Here’s a bummer: Alfie Banks is not very likeable. The game likes to build up his so-called charm and way with words, but I found him grating, whiney, and selfish from the very first scene. There’s nothing you can do about this. It is how he is written, and when the time comes for him to make a major decision, you just sit back and watch, helping to put the pieces together afterwards. The problem is that we never get a whole lot of backstory on the man, not even when his brother shows up for a chat. Which makes a lot of his journey and grumbling as an errand boy feel a bit empty. He certainly has an impact, but ultimately feels quite unnecessary in the long run. A shame, as I did enjoy many other characters, such as Marjory Stoneman Douglas, voiced by none other than Rebecca Whittaker. Another problem is that because Alfie is constantly jumping ship, you never get to hang around with the same side characters for too long.

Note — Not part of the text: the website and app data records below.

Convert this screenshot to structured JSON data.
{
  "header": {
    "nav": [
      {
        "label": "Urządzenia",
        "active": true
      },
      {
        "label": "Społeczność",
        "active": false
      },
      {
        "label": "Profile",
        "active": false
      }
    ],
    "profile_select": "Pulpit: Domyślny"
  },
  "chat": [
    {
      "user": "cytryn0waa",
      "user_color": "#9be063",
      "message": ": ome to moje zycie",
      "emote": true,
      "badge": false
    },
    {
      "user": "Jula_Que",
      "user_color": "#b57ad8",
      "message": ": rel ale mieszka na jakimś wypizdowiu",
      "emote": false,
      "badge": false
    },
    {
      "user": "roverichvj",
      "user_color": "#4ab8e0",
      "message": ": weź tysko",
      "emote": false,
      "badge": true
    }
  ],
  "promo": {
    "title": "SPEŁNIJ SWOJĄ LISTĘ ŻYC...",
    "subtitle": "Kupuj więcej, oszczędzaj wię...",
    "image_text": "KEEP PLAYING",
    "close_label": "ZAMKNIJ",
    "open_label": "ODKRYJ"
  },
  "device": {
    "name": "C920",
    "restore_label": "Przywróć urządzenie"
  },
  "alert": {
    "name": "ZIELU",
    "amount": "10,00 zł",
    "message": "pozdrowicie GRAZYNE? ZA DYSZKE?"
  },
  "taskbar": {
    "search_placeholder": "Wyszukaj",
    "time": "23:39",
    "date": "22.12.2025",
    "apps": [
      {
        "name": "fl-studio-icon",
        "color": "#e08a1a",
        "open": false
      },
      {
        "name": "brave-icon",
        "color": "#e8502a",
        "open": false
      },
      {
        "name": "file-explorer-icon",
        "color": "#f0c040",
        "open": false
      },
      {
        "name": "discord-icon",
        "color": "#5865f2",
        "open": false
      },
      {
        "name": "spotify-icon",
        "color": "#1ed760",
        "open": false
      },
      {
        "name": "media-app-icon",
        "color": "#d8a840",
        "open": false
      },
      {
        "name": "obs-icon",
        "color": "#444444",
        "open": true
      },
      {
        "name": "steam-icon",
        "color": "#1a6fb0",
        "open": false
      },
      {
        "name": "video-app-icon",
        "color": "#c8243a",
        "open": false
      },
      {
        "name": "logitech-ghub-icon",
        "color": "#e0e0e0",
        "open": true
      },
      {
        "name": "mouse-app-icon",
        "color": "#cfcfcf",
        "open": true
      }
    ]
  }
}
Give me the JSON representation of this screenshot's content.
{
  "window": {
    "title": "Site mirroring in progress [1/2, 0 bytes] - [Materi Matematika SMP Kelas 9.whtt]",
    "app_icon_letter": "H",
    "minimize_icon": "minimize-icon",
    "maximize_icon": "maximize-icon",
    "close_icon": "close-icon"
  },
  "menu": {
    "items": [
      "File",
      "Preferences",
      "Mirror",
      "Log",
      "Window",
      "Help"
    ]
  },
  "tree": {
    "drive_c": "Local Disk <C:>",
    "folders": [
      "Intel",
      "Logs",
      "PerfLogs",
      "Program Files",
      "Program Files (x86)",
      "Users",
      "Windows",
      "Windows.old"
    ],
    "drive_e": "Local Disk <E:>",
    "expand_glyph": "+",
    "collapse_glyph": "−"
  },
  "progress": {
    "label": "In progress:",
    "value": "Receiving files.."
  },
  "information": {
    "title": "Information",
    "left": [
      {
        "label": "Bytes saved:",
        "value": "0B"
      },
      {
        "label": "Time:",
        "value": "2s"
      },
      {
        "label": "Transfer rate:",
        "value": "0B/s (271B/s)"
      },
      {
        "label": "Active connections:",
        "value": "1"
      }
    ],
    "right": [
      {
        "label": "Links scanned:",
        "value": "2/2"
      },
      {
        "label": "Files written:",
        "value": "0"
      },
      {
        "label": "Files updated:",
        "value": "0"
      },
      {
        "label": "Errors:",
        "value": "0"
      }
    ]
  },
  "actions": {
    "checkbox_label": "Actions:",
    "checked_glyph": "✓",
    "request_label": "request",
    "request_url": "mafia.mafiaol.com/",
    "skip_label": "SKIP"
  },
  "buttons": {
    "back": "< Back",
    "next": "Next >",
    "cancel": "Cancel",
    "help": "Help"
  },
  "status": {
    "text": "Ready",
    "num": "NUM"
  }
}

In stark contrast to the previous point-and-click adventure game I played, A Golden Wake‘s puzzles across Alfie Banks’ sojourn for a better life are shockingly simple. Your inventory never becomes too full, and every solution stems from a logical conclusion. Need an antenna for a toy tramcar? Use that antenna you broke off that radio earlier. There are a few spots where the “action” switches from standard pointing and clicking, with you finding “hidden objects” in a picture to condemn a house or steering a car to help Mabel Cody hop on her flying stunt plane. These certainly do break up the action, but are far from enjoyable. In the end, I only had to look up the solution to an obtuse bookcase secret passage puzzle (hint: how would a V.I.P. enter?), figuring everything out on my own. There’s also a questioning minigame–think L.A. Noire, but toned way down–where you can use Alfie’s charm and wits to unearth answers or cheat by clicking the Seller’s Intuition button; I never felt like I was doing it right, though the story just continues on regardless of the outcomes.

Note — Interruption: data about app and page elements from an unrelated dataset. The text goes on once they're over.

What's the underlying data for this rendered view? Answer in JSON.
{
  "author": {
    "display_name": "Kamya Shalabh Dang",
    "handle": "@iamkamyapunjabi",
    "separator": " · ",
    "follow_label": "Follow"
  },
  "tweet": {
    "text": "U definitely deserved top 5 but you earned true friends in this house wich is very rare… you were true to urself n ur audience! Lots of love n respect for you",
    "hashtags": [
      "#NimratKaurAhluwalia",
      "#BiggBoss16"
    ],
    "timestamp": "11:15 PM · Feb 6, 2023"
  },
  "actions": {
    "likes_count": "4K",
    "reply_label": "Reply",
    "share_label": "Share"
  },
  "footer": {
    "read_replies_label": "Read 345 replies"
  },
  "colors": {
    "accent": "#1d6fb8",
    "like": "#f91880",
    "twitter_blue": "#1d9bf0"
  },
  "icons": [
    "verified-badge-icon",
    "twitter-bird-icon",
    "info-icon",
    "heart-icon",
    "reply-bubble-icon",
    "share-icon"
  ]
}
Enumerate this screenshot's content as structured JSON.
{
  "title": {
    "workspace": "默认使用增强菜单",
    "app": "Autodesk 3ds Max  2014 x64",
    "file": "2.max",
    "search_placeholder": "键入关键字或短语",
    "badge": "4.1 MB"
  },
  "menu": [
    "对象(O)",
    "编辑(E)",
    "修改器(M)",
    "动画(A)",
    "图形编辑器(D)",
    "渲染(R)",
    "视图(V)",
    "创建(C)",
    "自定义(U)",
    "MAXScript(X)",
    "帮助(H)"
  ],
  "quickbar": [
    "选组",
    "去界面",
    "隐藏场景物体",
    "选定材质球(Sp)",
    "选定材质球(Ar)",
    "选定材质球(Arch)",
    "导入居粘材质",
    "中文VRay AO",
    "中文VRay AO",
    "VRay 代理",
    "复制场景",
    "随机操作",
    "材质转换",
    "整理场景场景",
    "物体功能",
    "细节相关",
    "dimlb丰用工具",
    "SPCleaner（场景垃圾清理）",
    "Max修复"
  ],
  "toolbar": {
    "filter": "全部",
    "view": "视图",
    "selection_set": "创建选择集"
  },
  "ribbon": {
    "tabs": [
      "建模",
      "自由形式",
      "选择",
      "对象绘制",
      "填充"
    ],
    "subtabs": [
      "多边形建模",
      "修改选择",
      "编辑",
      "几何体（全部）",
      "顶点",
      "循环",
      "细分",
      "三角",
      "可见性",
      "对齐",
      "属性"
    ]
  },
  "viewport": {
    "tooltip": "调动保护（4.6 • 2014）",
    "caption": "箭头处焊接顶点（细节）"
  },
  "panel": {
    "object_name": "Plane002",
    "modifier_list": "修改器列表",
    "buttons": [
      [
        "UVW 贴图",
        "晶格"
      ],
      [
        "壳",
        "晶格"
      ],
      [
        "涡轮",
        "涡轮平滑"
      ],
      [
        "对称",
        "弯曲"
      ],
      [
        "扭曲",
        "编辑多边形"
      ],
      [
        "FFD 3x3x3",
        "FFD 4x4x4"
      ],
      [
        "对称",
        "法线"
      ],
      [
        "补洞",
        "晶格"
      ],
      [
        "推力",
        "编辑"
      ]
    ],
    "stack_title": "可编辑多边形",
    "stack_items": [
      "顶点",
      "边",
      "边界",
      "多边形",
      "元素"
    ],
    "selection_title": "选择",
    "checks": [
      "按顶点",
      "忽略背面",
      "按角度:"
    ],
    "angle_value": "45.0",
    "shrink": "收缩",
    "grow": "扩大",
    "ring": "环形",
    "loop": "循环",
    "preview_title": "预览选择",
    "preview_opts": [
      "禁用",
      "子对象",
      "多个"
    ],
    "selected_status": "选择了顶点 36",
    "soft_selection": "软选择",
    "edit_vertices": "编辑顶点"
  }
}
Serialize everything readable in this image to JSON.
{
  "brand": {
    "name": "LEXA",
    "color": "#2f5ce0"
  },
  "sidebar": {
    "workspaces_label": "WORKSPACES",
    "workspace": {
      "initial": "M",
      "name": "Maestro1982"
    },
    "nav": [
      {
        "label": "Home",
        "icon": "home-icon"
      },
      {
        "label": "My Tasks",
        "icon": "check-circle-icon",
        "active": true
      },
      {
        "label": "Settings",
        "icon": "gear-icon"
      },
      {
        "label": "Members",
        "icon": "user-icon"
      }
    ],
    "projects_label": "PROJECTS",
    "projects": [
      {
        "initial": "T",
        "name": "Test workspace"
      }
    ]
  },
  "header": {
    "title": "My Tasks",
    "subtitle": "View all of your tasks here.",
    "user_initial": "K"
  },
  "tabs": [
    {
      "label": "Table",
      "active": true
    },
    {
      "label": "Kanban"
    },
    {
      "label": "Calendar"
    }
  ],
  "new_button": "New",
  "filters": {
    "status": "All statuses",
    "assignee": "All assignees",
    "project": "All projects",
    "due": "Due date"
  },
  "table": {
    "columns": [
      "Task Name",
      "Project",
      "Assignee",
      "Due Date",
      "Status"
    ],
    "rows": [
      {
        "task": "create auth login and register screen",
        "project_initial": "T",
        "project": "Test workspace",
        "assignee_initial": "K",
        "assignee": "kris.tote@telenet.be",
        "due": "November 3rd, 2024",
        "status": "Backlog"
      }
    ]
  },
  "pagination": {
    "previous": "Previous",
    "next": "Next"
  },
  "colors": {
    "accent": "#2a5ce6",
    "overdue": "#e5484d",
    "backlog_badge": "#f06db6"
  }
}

A few years ago, I replayed Blackwell Deception with the developer’s commentary on, and it was just as enjoyable as the first time through. I’m not ready to go back into A Golden Wake–aw, horsefeathers!–but when I do, I suspect I’ll partake of this option, as well as go for some of the trickier Achievements. There’s no difficulty setting for the puzzles, but it’ll be interesting to hear some thoughts about what went into them or why this location was used this way or that. A Golden Wake dreams big, and while it is not successfully in every corner, it is still a pretty good adventure that fans of traditional pointing and clicking can eat up, all while drowning in that deliciously sweet jitterbugging soundtrack.